On the night of the Iowa Caucuses I drove home through the streets of Oakland after watching Francis Coppola's new film "Youth About Youth." We were trying to figure out where the film went wrong. It is a sprawling film that takes on a grand sweep of history that floods the viewer with ever changing shifts in historic, political, social, philosophical landscapes. It is rich and dense and in many ways challenging. It is the work of an older man mulling over life not the speculation of a young person. My conclusion was that maybe Coppola had taken on too much (writer, producer and director) instead of building a team around himself. The traditional master of a discipline was put into conflict with the other members of the production team. Especially on a project of this scope and a tale this hard to tell.
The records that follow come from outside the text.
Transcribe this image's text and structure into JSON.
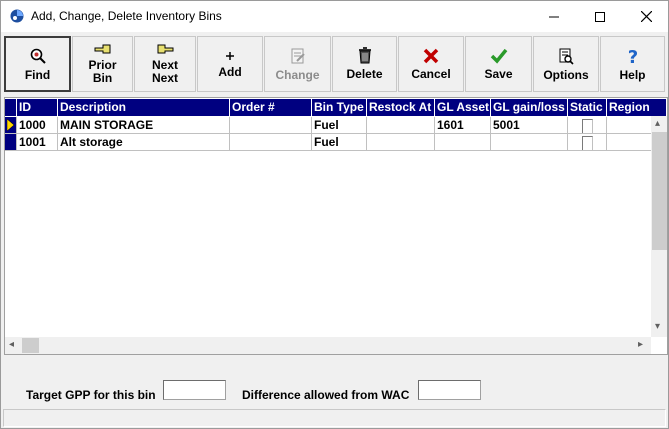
{
  "window": {
    "title": "Add, Change, Delete Inventory Bins"
  },
  "toolbar": {
    "buttons": [
      {
        "label": "Find",
        "icon": "magnifier-icon"
      },
      {
        "label": "Prior\nBin",
        "icon": "point-left-icon"
      },
      {
        "label": "Next\nNext",
        "icon": "point-right-icon"
      },
      {
        "label": "Add",
        "icon": "plus-icon"
      },
      {
        "label": "Change",
        "icon": "edit-document-icon",
        "disabled": true
      },
      {
        "label": "Delete",
        "icon": "trash-icon"
      },
      {
        "label": "Cancel",
        "icon": "red-x-icon"
      },
      {
        "label": "Save",
        "icon": "green-check-icon"
      },
      {
        "label": "Options",
        "icon": "options-icon"
      },
      {
        "label": "Help",
        "icon": "question-mark-icon"
      }
    ]
  },
  "grid": {
    "columns": [
      "ID",
      "Description",
      "Order #",
      "Bin Type",
      "Restock At",
      "GL Asset",
      "GL gain/loss",
      "Static",
      "Region"
    ],
    "rows": [
      {
        "id": "1000",
        "description": "MAIN STORAGE",
        "order": "",
        "bin_type": "Fuel",
        "restock": "",
        "gl_asset": "1601",
        "gl_gain_loss": "5001",
        "static": false,
        "region": "",
        "current": true
      },
      {
        "id": "1001",
        "description": "Alt storage",
        "order": "",
        "bin_type": "Fuel",
        "restock": "",
        "gl_asset": "",
        "gl_gain_loss": "",
        "static": false,
        "region": "",
        "current": false
      }
    ]
  },
  "fields": {
    "target_gpp_label": "Target GPP for this bin",
    "target_gpp_value": "",
    "difference_label": "Difference allowed from WAC",
    "difference_value": ""
  },
  "colors": {
    "header_bg": "#000080",
    "indicator": "#ffd700",
    "cancel_red": "#c00000",
    "save_green": "#2a9a2a",
    "help_blue": "#1e64c8"
  }
}
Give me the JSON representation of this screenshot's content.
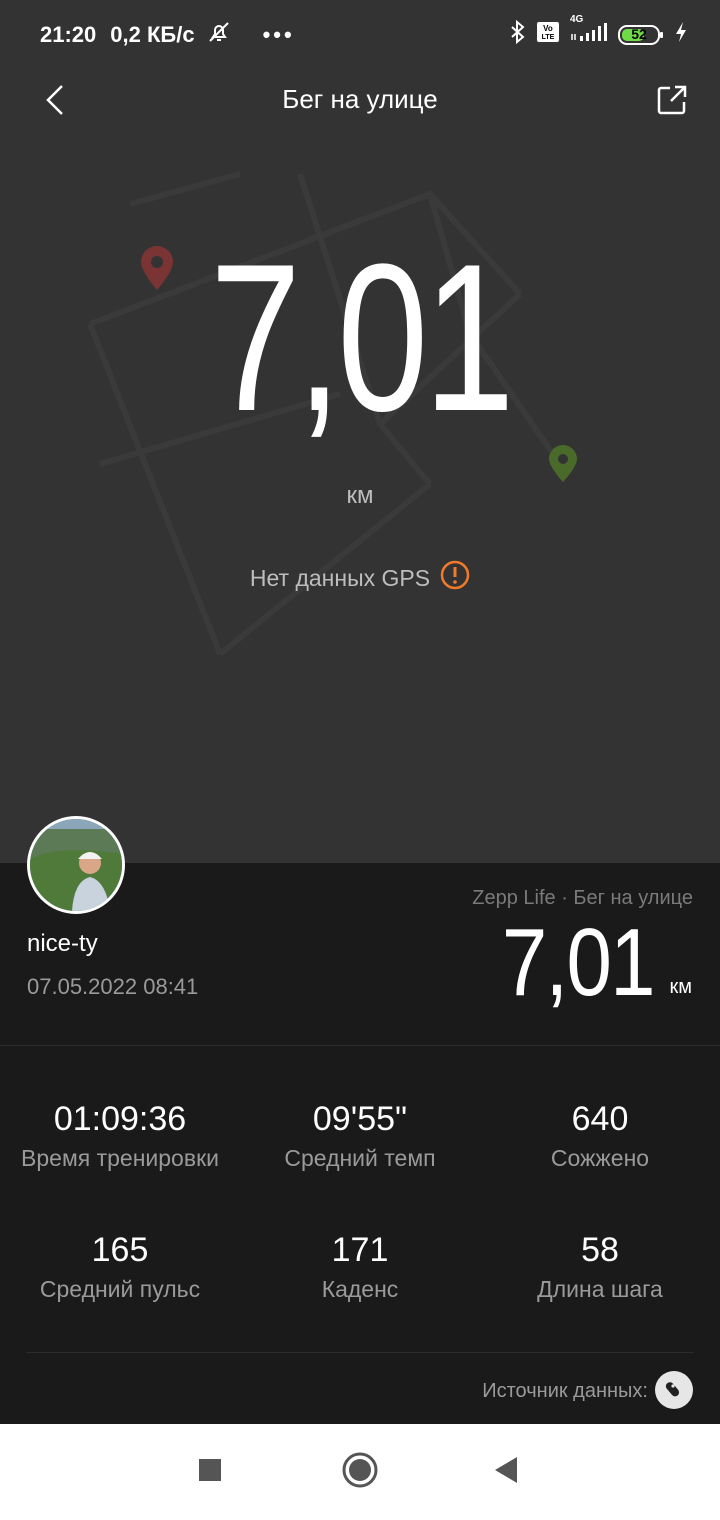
{
  "status_bar": {
    "time": "21:20",
    "net_speed": "0,2 КБ/с",
    "dots": "•••",
    "network": "4G",
    "battery": "52",
    "icons": [
      "mute-bell-icon",
      "bluetooth-icon",
      "volte-icon",
      "signal-icon",
      "battery-icon",
      "charging-icon"
    ]
  },
  "header": {
    "title": "Бег на улице",
    "back_icon": "chevron-left-icon",
    "share_icon": "share-icon"
  },
  "map": {
    "distance": "7,01",
    "unit": "км",
    "gps_message": "Нет данных GPS",
    "start_pin_color": "#8a3a3a",
    "end_pin_color": "#4a6a2a"
  },
  "card": {
    "username": "nice-ty",
    "datetime": "07.05.2022 08:41",
    "source_line": "Zepp Life · Бег на улице",
    "distance": "7,01",
    "unit": "км"
  },
  "stats": [
    {
      "value": "01:09:36",
      "label": "Время тренировки"
    },
    {
      "value": "09'55\"",
      "label": "Средний темп"
    },
    {
      "value": "640",
      "label": "Сожжено"
    },
    {
      "value": "165",
      "label": "Средний пульс"
    },
    {
      "value": "171",
      "label": "Каденс"
    },
    {
      "value": "58",
      "label": "Длина шага"
    }
  ],
  "data_source": {
    "label": "Источник данных:",
    "icon": "band-icon"
  },
  "colors": {
    "warning": "#f07a2a",
    "background": "#333333",
    "panel": "#1a1a1a"
  }
}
When I got home I turned on my computer going straight to Barack Obama's campaign web site. I was greeted by the You Tube video that is posted above. My plan was to just see how the results came out. From the beginning I knew that this was going to be one of those speeches that I remembered from my youth. This was a middle aged man filled with the hope of youth. He has the best of idealism that is grounded by ideas. He was clear that this stunning victory was the product of time and the energy of a growing movement that had sprung up around him. People who want to see the nation heal after years of division. People who want to focus on the needs of not only the American people but of the world's people. His campaign is fueled not just by like minded folks but by people who originated in different political camps, who have come together under one umbrella.
This is going to be an interesting campaign season. As I clicked through the different political news sites and blogs that night one thing became clearer and clearer. Mr Obama had not just captured the hearts and minds of young people, he had taken every major demographic in Iowa. If the other candidates who are now trying to pick up the mantel of "change" miss this fact it is to their peril. Mr. Obama is truly trying to build a movement for change that intrinsically seeks to build a consensus for change. He is also willing to listen as well as lead, his stump speeches are picking up bits and pieces of the daily news constantly refreshed and in touch.
We will see now as the campaign progresses to the other states with secret ballot elections whether he will be affected by the "Bradley Effect", in which people affirm they will vote for an African American candidate and change their minds in the quiet of the polling place. Iowa has shown us that it is possible for people in the light of day to adhere to their higher principals and not their basest fears. If anyone can help us to overcome our deepest fears and appeal to our greatest sensibilities, it is people like Barack and Michelle Obama. They are staking everything on building a movement for change. That is what has given Mr. Obama this wonderful opportunity the audacity to believe that we all can foment change the belief that hope is still alive and well.